A crystal ball might well show many interesting trends in contract manufacturing’s future, but one isn’t needed to reveal the price increases that have already arrived. Raw materials cost more each day, due to supply shortages and rising production costs, Holtby explains.
More specific reasons for the situation, which affects everyone from suppliers to contract manufacturers to the consumers buying the products, include rising corn, sugar and other raw material costs; higher petrochemical costs; increasing minimum wages in China; power shortages in China leading to rising coal costs; environmental protection efforts and capacity restrictions; costly investments in quality improvement by manufacturers and international exchange rates, as cited by Holtby. He says his company has alerted its customers to the impending vitamin E shortage due to lessened soybean production (see this month’s news coverage, page 9), and adds that other vitamins are in for price spikes, as well.
The costs of GMP compliance are also increasingly a factor in the final cost of consumer products, as firms are forced to pass the strain of the extra spending along. Nevertheless, Holtby sees the GMP phenomenon as a strengthening factor moving forward, saying, “GMP compliance will help the dietary supplement industry build trust with consumers. We expect that only the high-quality manufacturers will still remain in business after FDA audits, which is a great thing for the industry and the consumer.” Kohli echoes the prediction that a huge emphasis on compliance is not going away soon. “I think we can expect that all manufacturers will be gearing up for the new rules taking effect, especially with reference to ingredient identification and purity testing,” he states.
A separate trend described by Majeed involves a different type of compliance, the kind for which the dietary supplement consumer is responsible. He predicts that product trends over the next year will include a move toward consumer friendliness. “One of the big issues with consumers is compliance, and the more supplements they have on their list to take, the more they dread it,” he says. Therefore, solutions that can offer simplicity, like one introduced by his company called INC (Integrated Nutritional Composites), will find a successful home with marketers. Majeed describes his company’s offering, in particular its ability to combine ingredients that are not usually candidates for combination. This is accomplished through bi-layered, multi-release tablets. “For example, in some instances, analgesic and anti-inflammatory components require different release profiles (analgesic fraction immediately and the anti-inflammatory components at a slow rate). INC is ideal for this.”

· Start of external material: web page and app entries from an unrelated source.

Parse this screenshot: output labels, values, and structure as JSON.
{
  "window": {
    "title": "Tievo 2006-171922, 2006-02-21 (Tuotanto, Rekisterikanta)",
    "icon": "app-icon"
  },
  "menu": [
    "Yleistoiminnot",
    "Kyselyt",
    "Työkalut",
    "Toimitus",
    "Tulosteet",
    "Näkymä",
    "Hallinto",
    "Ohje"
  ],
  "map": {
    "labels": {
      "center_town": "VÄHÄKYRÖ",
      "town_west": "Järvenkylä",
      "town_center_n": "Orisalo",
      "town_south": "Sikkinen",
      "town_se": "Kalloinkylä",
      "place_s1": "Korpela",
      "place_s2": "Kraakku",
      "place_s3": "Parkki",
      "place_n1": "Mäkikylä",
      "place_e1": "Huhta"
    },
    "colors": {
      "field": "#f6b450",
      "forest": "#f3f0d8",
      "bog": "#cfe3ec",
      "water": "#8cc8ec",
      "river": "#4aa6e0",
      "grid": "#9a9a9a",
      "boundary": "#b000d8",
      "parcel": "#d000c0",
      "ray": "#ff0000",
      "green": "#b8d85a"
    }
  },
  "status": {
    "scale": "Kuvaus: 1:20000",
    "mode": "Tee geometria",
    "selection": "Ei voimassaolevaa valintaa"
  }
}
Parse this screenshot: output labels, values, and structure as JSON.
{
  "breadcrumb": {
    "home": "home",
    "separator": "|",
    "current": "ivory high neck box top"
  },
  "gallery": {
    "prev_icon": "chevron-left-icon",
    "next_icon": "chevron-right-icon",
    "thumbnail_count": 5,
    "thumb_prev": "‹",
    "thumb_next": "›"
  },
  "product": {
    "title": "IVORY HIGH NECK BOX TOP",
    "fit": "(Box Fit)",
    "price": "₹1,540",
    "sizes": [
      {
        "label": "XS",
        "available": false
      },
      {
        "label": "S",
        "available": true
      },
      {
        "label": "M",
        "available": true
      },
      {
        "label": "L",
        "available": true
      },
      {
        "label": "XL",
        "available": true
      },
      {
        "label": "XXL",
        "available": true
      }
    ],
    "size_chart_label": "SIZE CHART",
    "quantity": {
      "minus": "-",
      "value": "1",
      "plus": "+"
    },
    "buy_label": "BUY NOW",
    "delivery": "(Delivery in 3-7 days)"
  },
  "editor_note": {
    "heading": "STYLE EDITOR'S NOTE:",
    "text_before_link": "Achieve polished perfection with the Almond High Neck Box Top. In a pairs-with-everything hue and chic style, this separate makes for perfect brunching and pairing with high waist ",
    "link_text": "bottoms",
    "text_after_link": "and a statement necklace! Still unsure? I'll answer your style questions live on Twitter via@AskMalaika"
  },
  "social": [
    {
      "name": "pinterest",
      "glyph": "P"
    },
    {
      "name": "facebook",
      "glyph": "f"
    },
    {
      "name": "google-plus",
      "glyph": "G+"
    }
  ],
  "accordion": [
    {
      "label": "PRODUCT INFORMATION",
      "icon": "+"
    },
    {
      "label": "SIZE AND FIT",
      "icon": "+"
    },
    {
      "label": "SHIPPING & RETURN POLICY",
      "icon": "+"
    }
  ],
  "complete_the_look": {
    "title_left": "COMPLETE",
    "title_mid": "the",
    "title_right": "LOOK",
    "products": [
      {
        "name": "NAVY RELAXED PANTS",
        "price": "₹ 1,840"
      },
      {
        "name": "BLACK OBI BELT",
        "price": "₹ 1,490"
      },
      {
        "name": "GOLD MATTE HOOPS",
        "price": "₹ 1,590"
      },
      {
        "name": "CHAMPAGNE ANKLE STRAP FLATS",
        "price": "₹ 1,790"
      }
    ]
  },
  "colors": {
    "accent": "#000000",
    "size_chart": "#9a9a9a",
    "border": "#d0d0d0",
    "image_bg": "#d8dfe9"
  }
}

The coming months, according to Akand, will see the public profile of and demand for all kinds of antioxidants continue to rise. “Due to growing consumer awareness, sales of antioxidants are expected to trend higher in 2012,” he says. Anthocyanins, beta-carotene, catechins, CoQ10, flavonoids, lipoic acid, lutein, lycopene, selenium, vitamins A, C and E—all will be sought after commodities, especially with strains in the supply chain for some items including vitamin E, as mentioned previously.
A trend that reaches beyond the supplements market alone is the call for natural or organic products. As a purveyor of 100% mineral makeup, Pomerantz has seen the demand for natural and organic and the power that it holds in the market. “Organics are really hard to work with in personal care, because they typically don’t perform as well as some of the other products on the market,” she says. But this formulation challenge is being met by many personal care manufacturers because consumer interest in natural and organic is definitely strong. WF
Published in WholeFoods Magazine, January 2012